Some may find the chance to ‘squeeze’ God in for a moment or two in their chaotic schedule. It is ridiculous to find these one minute devotions (for those with hectic and busy lifestyles), endorsed by Christian websites; communion with God has been reduced to a 1 minute formula ‘capsule’ with expectancy of ‘time release’ throughout the day – it just does not work. It was Robert Murray M’Cheyne who said, “A man is what he is on his knees before God.” Moses’ face was not incandescent by giving God a minute or maybe two at a push! Some of the biographies of the great leaders in the church knew the art of communion with God on a regular basis. Just reading of their schedule, what they accomplished and the success that followed is incredible. Read the autobiography of Charles Haddon Spurgeon and be amazed at how it was ever humanly possible to cover so many things in one day. Spurgeon was a very able man, a man of astounding intellect and ability, but had he not spent those moments of intimacy with the Lord, he would never have accomplished anywhere near to all he did, not forgetting he was a man assailed with many physical ailments. Robert Murray M’Cheyne – another very able man but whose body was frequently racked with ill health and near to death on occasions – was often in conscious communion with God and achieved so much in such a short life – dying at the age of 29. A.W. Tozer – another leader who had significant impact in the body of Christ – spent more time with God than with anyone else, leaving behind a lasting legacy whose words still thunder with striking clarity and relevance. These men, among hundreds of others, knew that the way to get to know God was to be with Him – and alone! They knew how to come away from all the distractions and demands to a place where they could quiet themselves and listen to God. What they were and what they spoke was the outcome of being with Him. Arthur Neil said, “A conscious communion with God inevitably results in an unconscious communication of Him.”

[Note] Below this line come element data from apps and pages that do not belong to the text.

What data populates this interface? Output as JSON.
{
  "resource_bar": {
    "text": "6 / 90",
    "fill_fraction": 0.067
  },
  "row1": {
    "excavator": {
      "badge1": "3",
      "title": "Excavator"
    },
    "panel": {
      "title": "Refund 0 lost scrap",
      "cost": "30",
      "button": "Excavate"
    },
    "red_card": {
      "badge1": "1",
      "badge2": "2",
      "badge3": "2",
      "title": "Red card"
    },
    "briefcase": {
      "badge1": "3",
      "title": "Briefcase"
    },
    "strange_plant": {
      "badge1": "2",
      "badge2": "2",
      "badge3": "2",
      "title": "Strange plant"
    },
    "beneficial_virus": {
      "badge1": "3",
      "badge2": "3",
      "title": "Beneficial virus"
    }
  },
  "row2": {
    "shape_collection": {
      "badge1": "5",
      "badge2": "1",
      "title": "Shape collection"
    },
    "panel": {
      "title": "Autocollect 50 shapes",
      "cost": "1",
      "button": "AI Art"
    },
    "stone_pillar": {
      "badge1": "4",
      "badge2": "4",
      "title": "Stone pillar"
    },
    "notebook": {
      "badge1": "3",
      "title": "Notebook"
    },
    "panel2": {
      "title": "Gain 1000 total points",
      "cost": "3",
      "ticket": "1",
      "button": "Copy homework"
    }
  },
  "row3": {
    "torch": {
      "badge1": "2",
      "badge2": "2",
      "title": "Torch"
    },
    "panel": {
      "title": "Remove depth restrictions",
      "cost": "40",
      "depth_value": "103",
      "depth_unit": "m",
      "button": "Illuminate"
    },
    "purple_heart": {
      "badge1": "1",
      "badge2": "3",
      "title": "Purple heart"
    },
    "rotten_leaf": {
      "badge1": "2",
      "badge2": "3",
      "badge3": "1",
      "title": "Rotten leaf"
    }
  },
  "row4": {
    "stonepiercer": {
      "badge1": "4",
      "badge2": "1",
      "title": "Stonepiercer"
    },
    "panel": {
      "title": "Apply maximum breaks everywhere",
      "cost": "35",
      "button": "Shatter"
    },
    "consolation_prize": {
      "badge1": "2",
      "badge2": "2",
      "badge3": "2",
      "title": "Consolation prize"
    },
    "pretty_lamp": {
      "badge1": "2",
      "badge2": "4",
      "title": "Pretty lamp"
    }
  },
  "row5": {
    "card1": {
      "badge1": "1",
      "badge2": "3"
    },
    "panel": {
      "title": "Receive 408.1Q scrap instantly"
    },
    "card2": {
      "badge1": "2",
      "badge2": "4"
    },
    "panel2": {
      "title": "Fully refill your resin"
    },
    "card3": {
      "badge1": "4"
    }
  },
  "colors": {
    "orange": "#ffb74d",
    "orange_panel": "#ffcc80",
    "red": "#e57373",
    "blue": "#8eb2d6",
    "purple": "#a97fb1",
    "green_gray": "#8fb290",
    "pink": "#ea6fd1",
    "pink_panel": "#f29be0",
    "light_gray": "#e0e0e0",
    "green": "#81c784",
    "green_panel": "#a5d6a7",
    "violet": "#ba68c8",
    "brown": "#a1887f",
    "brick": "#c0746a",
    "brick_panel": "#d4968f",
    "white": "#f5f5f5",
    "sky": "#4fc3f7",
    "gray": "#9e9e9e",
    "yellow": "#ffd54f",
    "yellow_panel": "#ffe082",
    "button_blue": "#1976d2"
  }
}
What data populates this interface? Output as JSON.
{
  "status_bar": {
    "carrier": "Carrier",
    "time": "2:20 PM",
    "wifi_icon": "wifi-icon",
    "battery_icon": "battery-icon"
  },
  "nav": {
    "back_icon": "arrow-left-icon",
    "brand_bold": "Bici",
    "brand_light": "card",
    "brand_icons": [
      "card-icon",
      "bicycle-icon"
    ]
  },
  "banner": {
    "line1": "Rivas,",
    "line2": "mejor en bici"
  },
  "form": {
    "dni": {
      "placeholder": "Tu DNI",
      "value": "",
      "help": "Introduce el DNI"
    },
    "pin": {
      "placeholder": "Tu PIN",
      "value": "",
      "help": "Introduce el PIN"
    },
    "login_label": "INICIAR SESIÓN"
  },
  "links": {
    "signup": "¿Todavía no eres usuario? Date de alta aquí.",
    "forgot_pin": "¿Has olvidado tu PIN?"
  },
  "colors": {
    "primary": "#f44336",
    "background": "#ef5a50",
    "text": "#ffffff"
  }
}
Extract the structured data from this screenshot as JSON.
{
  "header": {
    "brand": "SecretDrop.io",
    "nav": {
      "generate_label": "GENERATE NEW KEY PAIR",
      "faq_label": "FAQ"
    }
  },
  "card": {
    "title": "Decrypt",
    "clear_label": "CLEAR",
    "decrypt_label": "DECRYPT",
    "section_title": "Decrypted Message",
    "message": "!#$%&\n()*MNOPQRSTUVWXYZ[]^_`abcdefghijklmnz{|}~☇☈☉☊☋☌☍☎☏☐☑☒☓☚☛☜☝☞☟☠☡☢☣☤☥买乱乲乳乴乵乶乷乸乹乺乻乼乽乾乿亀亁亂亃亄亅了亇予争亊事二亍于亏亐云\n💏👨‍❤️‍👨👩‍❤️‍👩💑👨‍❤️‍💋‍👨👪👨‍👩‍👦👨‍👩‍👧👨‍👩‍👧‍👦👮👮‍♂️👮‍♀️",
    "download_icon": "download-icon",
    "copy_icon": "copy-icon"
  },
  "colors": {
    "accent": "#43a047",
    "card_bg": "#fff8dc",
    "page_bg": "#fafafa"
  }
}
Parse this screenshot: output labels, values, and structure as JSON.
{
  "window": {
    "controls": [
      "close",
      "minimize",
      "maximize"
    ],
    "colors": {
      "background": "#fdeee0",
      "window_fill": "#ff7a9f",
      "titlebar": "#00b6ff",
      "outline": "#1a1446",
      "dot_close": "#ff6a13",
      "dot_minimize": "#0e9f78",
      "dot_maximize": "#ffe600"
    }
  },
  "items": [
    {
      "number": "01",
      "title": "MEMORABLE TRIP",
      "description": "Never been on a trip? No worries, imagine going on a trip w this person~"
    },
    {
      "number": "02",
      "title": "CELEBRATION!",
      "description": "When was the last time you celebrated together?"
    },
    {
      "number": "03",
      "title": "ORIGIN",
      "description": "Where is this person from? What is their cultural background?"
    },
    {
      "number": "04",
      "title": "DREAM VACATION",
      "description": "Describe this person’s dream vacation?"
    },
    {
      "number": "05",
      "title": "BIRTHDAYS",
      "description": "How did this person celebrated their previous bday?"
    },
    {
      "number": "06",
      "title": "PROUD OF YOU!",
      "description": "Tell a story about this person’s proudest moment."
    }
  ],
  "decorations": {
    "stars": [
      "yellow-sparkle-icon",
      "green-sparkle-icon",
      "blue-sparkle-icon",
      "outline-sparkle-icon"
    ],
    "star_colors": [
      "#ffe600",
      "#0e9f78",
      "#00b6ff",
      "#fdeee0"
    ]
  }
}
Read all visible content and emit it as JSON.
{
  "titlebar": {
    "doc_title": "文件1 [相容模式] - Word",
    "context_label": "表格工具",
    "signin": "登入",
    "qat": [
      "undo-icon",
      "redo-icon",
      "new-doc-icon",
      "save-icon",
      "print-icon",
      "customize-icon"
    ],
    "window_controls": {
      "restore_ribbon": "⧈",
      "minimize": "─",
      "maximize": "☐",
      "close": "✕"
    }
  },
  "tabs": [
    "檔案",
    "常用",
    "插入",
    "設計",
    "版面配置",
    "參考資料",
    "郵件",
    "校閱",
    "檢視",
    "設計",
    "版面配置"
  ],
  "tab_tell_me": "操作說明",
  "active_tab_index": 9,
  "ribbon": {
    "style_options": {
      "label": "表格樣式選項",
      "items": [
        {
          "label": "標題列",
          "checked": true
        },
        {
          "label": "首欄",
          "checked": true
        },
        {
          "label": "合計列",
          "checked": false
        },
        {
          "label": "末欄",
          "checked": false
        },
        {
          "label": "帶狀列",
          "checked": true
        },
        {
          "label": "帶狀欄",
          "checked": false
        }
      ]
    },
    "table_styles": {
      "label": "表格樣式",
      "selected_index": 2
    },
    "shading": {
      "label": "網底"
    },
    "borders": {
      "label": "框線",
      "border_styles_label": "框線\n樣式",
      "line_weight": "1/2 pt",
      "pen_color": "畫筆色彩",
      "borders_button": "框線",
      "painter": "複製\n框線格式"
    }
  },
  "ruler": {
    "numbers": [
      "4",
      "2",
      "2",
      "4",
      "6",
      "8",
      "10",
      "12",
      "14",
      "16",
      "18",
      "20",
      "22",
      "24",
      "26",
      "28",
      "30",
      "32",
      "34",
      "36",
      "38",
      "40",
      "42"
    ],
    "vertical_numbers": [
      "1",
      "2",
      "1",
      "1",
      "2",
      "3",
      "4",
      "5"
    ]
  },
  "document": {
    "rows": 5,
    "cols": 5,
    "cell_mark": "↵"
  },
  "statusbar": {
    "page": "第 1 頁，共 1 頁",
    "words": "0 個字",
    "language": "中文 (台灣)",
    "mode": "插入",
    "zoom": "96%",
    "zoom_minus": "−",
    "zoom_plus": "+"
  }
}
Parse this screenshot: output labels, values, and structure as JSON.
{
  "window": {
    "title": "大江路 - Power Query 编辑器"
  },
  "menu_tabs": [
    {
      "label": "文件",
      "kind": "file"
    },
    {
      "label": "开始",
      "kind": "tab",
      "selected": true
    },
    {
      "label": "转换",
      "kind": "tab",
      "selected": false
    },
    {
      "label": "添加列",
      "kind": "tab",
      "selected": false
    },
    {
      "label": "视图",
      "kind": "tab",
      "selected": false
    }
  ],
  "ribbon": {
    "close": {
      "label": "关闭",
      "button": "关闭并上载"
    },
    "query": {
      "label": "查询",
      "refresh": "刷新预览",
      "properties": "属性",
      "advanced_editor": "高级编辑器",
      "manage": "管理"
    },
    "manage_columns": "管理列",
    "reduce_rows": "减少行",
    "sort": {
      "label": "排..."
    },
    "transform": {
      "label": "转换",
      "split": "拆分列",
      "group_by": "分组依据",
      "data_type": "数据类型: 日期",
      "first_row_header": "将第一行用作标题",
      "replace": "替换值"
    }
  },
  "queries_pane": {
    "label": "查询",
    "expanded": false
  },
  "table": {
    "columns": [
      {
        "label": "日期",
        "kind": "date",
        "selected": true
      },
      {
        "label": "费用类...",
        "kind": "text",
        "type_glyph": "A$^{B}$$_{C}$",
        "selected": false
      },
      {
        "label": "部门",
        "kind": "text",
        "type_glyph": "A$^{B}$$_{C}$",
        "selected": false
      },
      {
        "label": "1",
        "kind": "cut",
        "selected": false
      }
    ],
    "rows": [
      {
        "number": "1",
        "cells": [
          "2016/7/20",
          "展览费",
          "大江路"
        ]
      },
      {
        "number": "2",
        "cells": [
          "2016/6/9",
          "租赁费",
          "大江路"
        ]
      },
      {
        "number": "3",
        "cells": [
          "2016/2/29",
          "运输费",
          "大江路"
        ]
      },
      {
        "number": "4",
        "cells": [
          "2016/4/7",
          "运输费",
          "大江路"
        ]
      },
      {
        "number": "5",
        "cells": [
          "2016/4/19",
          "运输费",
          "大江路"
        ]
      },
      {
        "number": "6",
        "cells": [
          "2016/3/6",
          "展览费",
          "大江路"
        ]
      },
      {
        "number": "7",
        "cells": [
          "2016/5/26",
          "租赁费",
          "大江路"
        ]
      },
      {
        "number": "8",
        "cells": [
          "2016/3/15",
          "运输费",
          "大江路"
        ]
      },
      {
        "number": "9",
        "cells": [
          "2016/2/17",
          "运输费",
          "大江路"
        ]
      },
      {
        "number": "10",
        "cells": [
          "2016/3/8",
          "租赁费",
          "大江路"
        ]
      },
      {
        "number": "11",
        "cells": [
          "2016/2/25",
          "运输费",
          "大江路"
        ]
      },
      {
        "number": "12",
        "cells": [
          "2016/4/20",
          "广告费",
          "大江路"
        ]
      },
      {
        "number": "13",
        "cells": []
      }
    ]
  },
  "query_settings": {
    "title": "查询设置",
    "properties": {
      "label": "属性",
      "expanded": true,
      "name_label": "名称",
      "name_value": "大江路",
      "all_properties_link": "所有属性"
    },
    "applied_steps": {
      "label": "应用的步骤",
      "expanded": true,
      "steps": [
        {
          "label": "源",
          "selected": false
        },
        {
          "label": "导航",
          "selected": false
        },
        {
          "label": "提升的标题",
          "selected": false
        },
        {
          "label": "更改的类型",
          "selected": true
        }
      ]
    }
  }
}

A sick over-familiarity with the 10th verse of the 46th Psalm has veiled the understanding of many today: “Be still and know that I am God” and there is a kind of ‘stillness’ where our thoughts wander and stagnate, but there is the kind of stillness where we concentrate on God alone, where He communicates His attributes thereby knowing that He is God.
When alone with God, are we transfixed by a sense of peace and solitude, or are we taken up and preoccupied with Him? The worlds varied cults will give you ‘peace’ and ‘tranquility’ – and don’t say they cannot; millions of people would not adhere to them otherwise – but what differentiates the way of the Lord is the Spirit-born-Christian who seeks God for Himself –
“My goal is God Himself
Not joy, nor peace,
Not even blessing, but Himself, My God.”
It is not so much encountering the peace of God but beholding the God of peace that is to be the ultimate motive, making a whole world of difference to the seeker and bringing a difference to the whole world in which we live.